The first day began rather monotonously as we watched the small screen linked to the ROV as it criss-crossed the bottom scanning for additional remains. After several hours, however, excitement built as a second femur was discovered downslope of the first in approximately 190 FFW. It was partially covered by rocks and appeared to have been there as a result of a rock-slide. No other obvious bones were located, although smaller "splinters" were thought to have been seen on the screen by some of the team members. Members of the Warren family were able to join the team and examine the dive site through the "eye" of the ROV.

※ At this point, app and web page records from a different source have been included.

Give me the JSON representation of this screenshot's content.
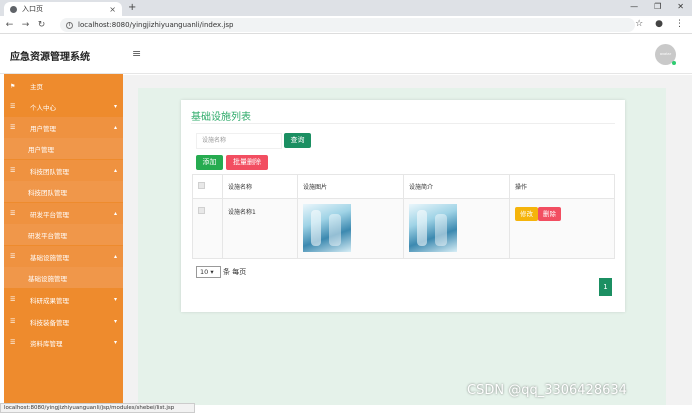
{
  "browser": {
    "tab_title": "入口页",
    "tab_close": "×",
    "new_tab": "+",
    "url": "localhost:8080/yingjizhiyuanguanli/index.jsp",
    "status_url": "localhost:8080/yingjizhiyuanguanli/jsp/modules/shebei/list.jsp"
  },
  "header": {
    "app_name": "应急资源管理系统",
    "avatar_label": "avatar"
  },
  "sidebar": {
    "items": [
      {
        "label": "主页",
        "icon": "flag-icon"
      },
      {
        "label": "个人中心",
        "icon": "list-icon"
      },
      {
        "label": "用户管理",
        "icon": "list-icon"
      },
      {
        "label": "用户管理"
      },
      {
        "label": "科技团队管理",
        "icon": "list-icon"
      },
      {
        "label": "科技团队管理"
      },
      {
        "label": "研发平台管理",
        "icon": "list-icon"
      },
      {
        "label": "研发平台管理"
      },
      {
        "label": "基础设施管理",
        "icon": "list-icon"
      },
      {
        "label": "基础设施管理"
      },
      {
        "label": "科研成果管理",
        "icon": "list-icon"
      },
      {
        "label": "科技装备管理",
        "icon": "list-icon"
      },
      {
        "label": "资料库管理",
        "icon": "list-icon"
      }
    ]
  },
  "main": {
    "title": "基础设施列表",
    "search_placeholder": "设施名称",
    "query_btn": "查询",
    "add_btn": "添加",
    "batch_delete_btn": "批量删除",
    "columns": [
      "设施名称",
      "设施图片",
      "设施简介",
      "操作"
    ],
    "rows": [
      {
        "name": "设施名称1",
        "edit": "修改",
        "delete": "删除"
      }
    ],
    "page_size": "10",
    "page_size_text": "条 每页",
    "current_page": "1"
  },
  "watermark": "CSDN @qq_3306428634"
}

The divers entered the water on day two in two separate buddy teams, the second not entering the water until the first had surfaced and was safely aboard. The first team, consisting of Dave Conlin and Dan Pontbriand, was tasked with measuring various aspects of the site using reels and measuring tapes. The tapes were then left in place so that the second buddy team, Jim Bradford and Brett Seymour, could make use of them while photographing the site utilizing both still and video equipment. The teams used a Heliox 80/20 mix as their bottom mix with EANx 30 as a travel gas. 100% O2 was used for decompression, regulators hanging down from the stern of the primary dive boat to a depth of 20 FFW. It was during these dives that the "splinters" thought to have been seen with the ROV were determined not to be bone fragments.
The following day Jim Bradford and Brett Seymour dived first, tasked with the recovery of the bones while simultaneously photographing the actual recovery. Special containers were used to hold the skull and the femurs while keeping them in the lake water they had been in for decades, thus maintaining the same chemical balance and preventing deterioration. The second team then wrapped up the project by recovering the measuring tapes utilized throughout the site. Both dives went without a hitch and the bones were turned over to the King County Medical Examiner's office for analysis and DNA testing.

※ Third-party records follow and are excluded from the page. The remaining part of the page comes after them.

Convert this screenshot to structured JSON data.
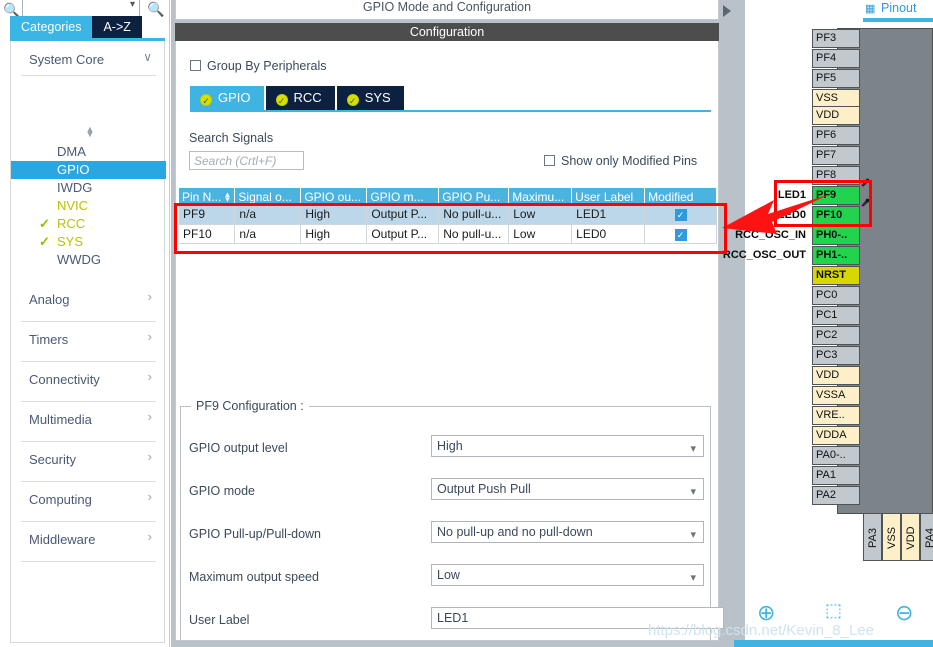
{
  "sidebar": {
    "search": {
      "placeholder": "",
      "value": "",
      "icon": "search-icon"
    },
    "tabs": [
      {
        "label": "Categories",
        "active": true
      },
      {
        "label": "A->Z",
        "active": false
      }
    ],
    "group": {
      "label": "System Core",
      "chevron": "∨"
    },
    "core_items": [
      {
        "label": "DMA",
        "state": "normal"
      },
      {
        "label": "GPIO",
        "state": "selected"
      },
      {
        "label": "IWDG",
        "state": "normal"
      },
      {
        "label": "NVIC",
        "state": "configured"
      },
      {
        "label": "RCC",
        "state": "ok"
      },
      {
        "label": "SYS",
        "state": "ok"
      },
      {
        "label": "WWDG",
        "state": "normal"
      }
    ],
    "categories": [
      {
        "label": "Analog",
        "chevron": "›"
      },
      {
        "label": "Timers",
        "chevron": "›"
      },
      {
        "label": "Connectivity",
        "chevron": "›"
      },
      {
        "label": "Multimedia",
        "chevron": "›"
      },
      {
        "label": "Security",
        "chevron": "›"
      },
      {
        "label": "Computing",
        "chevron": "›"
      },
      {
        "label": "Middleware",
        "chevron": "›"
      }
    ]
  },
  "center": {
    "mode_title": "GPIO Mode and Configuration",
    "configuration_bar": "Configuration",
    "group_by_peripherals": {
      "label": "Group By Peripherals",
      "checked": false
    },
    "peripheral_tabs": [
      {
        "label": "GPIO",
        "active": true,
        "status": "ok"
      },
      {
        "label": "RCC",
        "active": false,
        "status": "ok"
      },
      {
        "label": "SYS",
        "active": false,
        "status": "ok"
      }
    ],
    "search_signals_label": "Search Signals",
    "search_signals_placeholder": "Search (Crtl+F)",
    "search_signals_value": "",
    "show_only_modified": {
      "label": "Show only Modified Pins",
      "checked": false
    },
    "table": {
      "headers": [
        "Pin N...",
        "Signal o...",
        "GPIO ou...",
        "GPIO m...",
        "GPIO Pu...",
        "Maximu...",
        "User Label",
        "Modified"
      ],
      "sorted_column": 0,
      "rows": [
        {
          "pin_name": "PF9",
          "signal": "n/a",
          "gpio_output": "High",
          "gpio_mode": "Output P...",
          "gpio_pull": "No pull-u...",
          "maximum_speed": "Low",
          "user_label": "LED1",
          "modified": true,
          "selected": true
        },
        {
          "pin_name": "PF10",
          "signal": "n/a",
          "gpio_output": "High",
          "gpio_mode": "Output P...",
          "gpio_pull": "No pull-u...",
          "maximum_speed": "Low",
          "user_label": "LED0",
          "modified": true,
          "selected": false
        }
      ]
    },
    "pin_config": {
      "legend": "PF9 Configuration :",
      "fields": [
        {
          "label": "GPIO output level",
          "value": "High",
          "type": "select"
        },
        {
          "label": "GPIO mode",
          "value": "Output Push Pull",
          "type": "select"
        },
        {
          "label": "GPIO Pull-up/Pull-down",
          "value": "No pull-up and no pull-down",
          "type": "select"
        },
        {
          "label": "Maximum output speed",
          "value": "Low",
          "type": "select"
        },
        {
          "label": "User Label",
          "value": "LED1",
          "type": "text"
        }
      ]
    }
  },
  "right": {
    "pinout_tab": {
      "label": "Pinout",
      "icon": "chip-icon"
    },
    "left_pins": [
      {
        "name": "PF3",
        "color": "gray",
        "label": ""
      },
      {
        "name": "PF4",
        "color": "gray",
        "label": ""
      },
      {
        "name": "PF5",
        "color": "gray",
        "label": ""
      },
      {
        "name": "VSS",
        "color": "cream",
        "label": ""
      },
      {
        "name": "VDD",
        "color": "cream",
        "label": ""
      },
      {
        "name": "PF6",
        "color": "gray",
        "label": ""
      },
      {
        "name": "PF7",
        "color": "gray",
        "label": ""
      },
      {
        "name": "PF8",
        "color": "gray",
        "label": ""
      },
      {
        "name": "PF9",
        "color": "green",
        "label": "LED1"
      },
      {
        "name": "PF10",
        "color": "green",
        "label": "LED0"
      },
      {
        "name": "PH0-..",
        "color": "green",
        "label": "RCC_OSC_IN"
      },
      {
        "name": "PH1-..",
        "color": "green",
        "label": "RCC_OSC_OUT"
      },
      {
        "name": "NRST",
        "color": "yellow",
        "label": ""
      },
      {
        "name": "PC0",
        "color": "gray",
        "label": ""
      },
      {
        "name": "PC1",
        "color": "gray",
        "label": ""
      },
      {
        "name": "PC2",
        "color": "gray",
        "label": ""
      },
      {
        "name": "PC3",
        "color": "gray",
        "label": ""
      },
      {
        "name": "VDD",
        "color": "cream",
        "label": ""
      },
      {
        "name": "VSSA",
        "color": "cream",
        "label": ""
      },
      {
        "name": "VRE..",
        "color": "cream",
        "label": ""
      },
      {
        "name": "VDDA",
        "color": "cream",
        "label": ""
      },
      {
        "name": "PA0-..",
        "color": "gray",
        "label": ""
      },
      {
        "name": "PA1",
        "color": "gray",
        "label": ""
      },
      {
        "name": "PA2",
        "color": "gray",
        "label": ""
      }
    ],
    "bottom_pins": [
      {
        "name": "PA3",
        "color": "gray"
      },
      {
        "name": "VSS",
        "color": "cream"
      },
      {
        "name": "VDD",
        "color": "cream"
      },
      {
        "name": "PA4",
        "color": "gray"
      }
    ],
    "zoom_controls": [
      {
        "name": "zoom-in",
        "glyph": "⊕"
      },
      {
        "name": "zoom-fit",
        "glyph": "⬚"
      },
      {
        "name": "zoom-out",
        "glyph": "⊖"
      }
    ]
  },
  "watermark": "https://blog.csdn.net/Kevin_8_Lee",
  "colors": {
    "accent": "#3fb4e3",
    "tab_dark": "#0c2140",
    "selection": "#2aa6e0",
    "header_bar": "#4d4d4d",
    "table_header": "#4bb3e0",
    "row_selected": "#bcd6ea",
    "pin_green": "#22d44c",
    "pin_cream": "#fdf0c8",
    "pin_gray": "#c2c9ce",
    "pin_yellow": "#d8d800",
    "annotation_red": "#ff0000"
  }
}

Upon arrival at the Medical Examiner's office a forensic anthropologist examined the bones and determined that they are from a white male adult approximately 5'10" to 6'3'' tall. The femurs were of the same length and are a matching set, left and right leg. Problems arose when the bones became very fragile during the air drying process after having been out of the water for only a few minutes. They appear to have been in the lake for decades due to the amount of deterioration. The condition of the bones suggests that DNA extraction may not be possible. However, the facts that the remains were in such close proximity to the Warren car, are of approximately the same age, and are from a tall white male, lead us to believe they are likely the bones of Russell Warren. Not the definitive results we had hoped for but certainly far more than we had before.
The mystery continues…..

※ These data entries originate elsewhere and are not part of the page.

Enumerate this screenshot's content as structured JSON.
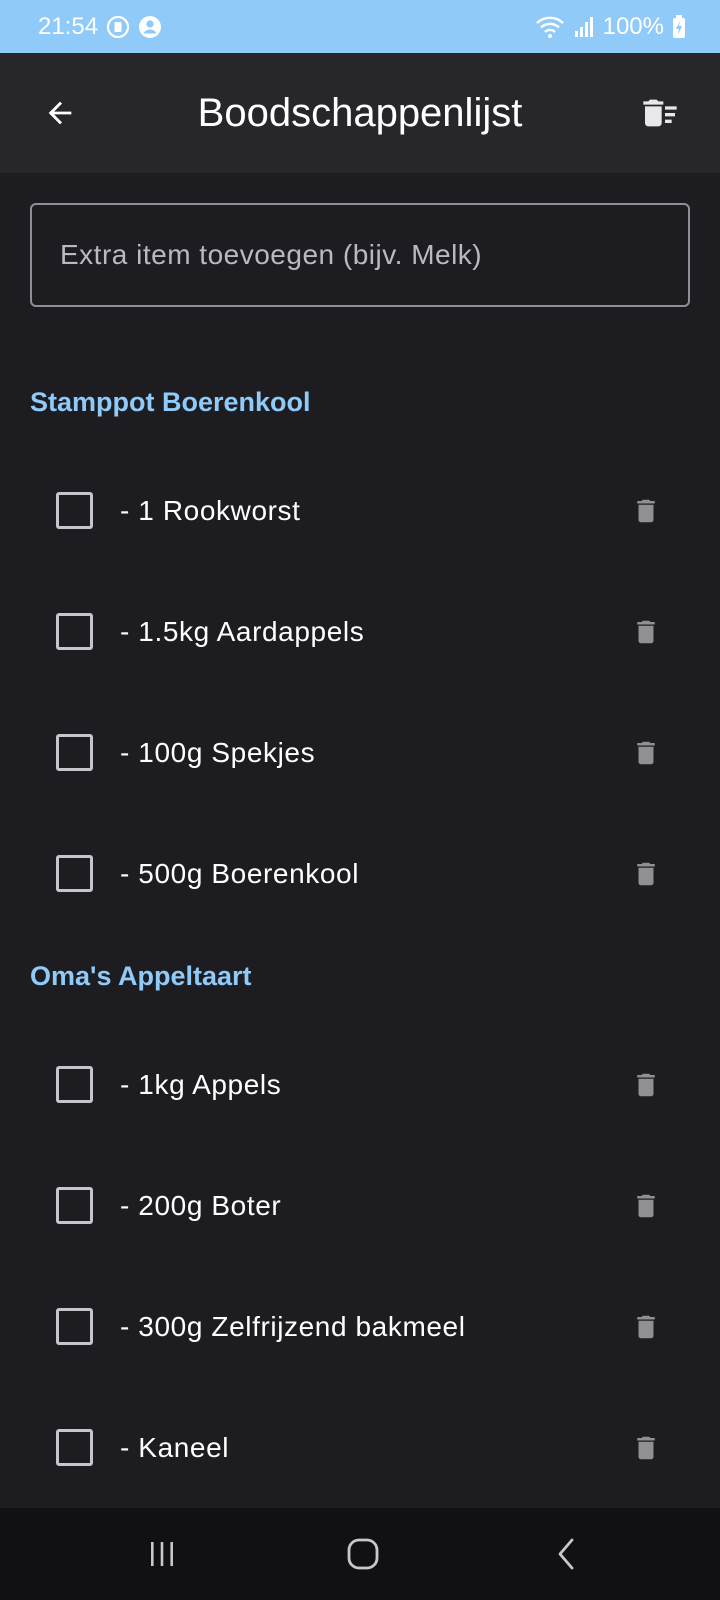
{
  "status_bar": {
    "time": "21:54",
    "battery": "100%"
  },
  "app_bar": {
    "title": "Boodschappenlijst",
    "back_icon": "arrow-back-icon",
    "clear_icon": "delete-sweep-icon"
  },
  "input": {
    "placeholder": "Extra item toevoegen (bijv. Melk)",
    "value": ""
  },
  "sections": [
    {
      "title": "Stamppot Boerenkool",
      "items": [
        {
          "label": "- 1 Rookworst",
          "checked": false
        },
        {
          "label": "- 1.5kg Aardappels",
          "checked": false
        },
        {
          "label": "- 100g Spekjes",
          "checked": false
        },
        {
          "label": "- 500g Boerenkool",
          "checked": false
        }
      ]
    },
    {
      "title": "Oma's Appeltaart",
      "items": [
        {
          "label": "- 1kg Appels",
          "checked": false
        },
        {
          "label": "- 200g Boter",
          "checked": false
        },
        {
          "label": "- 300g Zelfrijzend bakmeel",
          "checked": false
        },
        {
          "label": "- Kaneel",
          "checked": false
        }
      ]
    }
  ],
  "colors": {
    "accent": "#90caf9",
    "background": "#1d1d21",
    "app_bar": "#27272b",
    "icon_grey": "#8f8f94"
  }
}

Author's note: Since the appearance of the above article in Advanced Diver Magazine issue # 19 in 2005, the recovered bones have been examined by the FBI National Crime Laboratory and DNA was in fact extracted. After comparing the results with the mitochondrial DNA of known female ancestors of Russell Warren it has been conclusively proven that the remains ARE, in fact, those of Russell Warren. The remains have since been given to the Warren family.